*** SUPPLIED RECORDS ***

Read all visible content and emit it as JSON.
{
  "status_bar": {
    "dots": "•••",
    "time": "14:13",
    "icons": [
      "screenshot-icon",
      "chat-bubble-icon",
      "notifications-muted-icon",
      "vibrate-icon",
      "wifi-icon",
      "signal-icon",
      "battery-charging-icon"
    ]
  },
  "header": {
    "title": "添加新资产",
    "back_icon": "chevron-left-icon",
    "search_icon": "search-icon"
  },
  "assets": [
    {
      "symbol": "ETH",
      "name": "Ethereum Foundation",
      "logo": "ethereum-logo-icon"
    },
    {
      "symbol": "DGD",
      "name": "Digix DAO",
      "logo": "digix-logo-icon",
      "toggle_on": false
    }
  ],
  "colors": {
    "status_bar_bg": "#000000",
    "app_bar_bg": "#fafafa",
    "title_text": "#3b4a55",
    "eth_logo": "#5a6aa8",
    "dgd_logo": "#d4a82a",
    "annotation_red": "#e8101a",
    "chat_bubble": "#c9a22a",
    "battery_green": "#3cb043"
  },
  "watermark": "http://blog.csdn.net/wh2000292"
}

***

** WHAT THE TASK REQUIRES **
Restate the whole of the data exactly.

** ANSWER AREA **
Read all visible content and emit it as JSON.
{
  "status_bar": {
    "dots": "•••",
    "time": "14:13",
    "icons": [
      "screenshot-icon",
      "chat-bubble-icon",
      "notifications-muted-icon",
      "vibrate-icon",
      "wifi-icon",
      "signal-icon",
      "battery-charging-icon"
    ]
  },
  "header": {
    "title": "添加新资产",
    "back_icon": "chevron-left-icon",
    "search_icon": "search-icon"
  },
  "assets": [
    {
      "symbol": "ETH",
      "name": "Ethereum Foundation",
      "logo": "ethereum-logo-icon"
    },
    {
      "symbol": "DGD",
      "name": "Digix DAO",
      "logo": "digix-logo-icon",
      "toggle_on": false
    }
  ],
  "colors": {
    "status_bar_bg": "#000000",
    "app_bar_bg": "#fafafa",
    "title_text": "#3b4a55",
    "eth_logo": "#5a6aa8",
    "dgd_logo": "#d4a82a",
    "annotation_red": "#e8101a",
    "chat_bubble": "#c9a22a",
    "battery_green": "#3cb043"
  },
  "watermark": "http://blog.csdn.net/wh2000292"
}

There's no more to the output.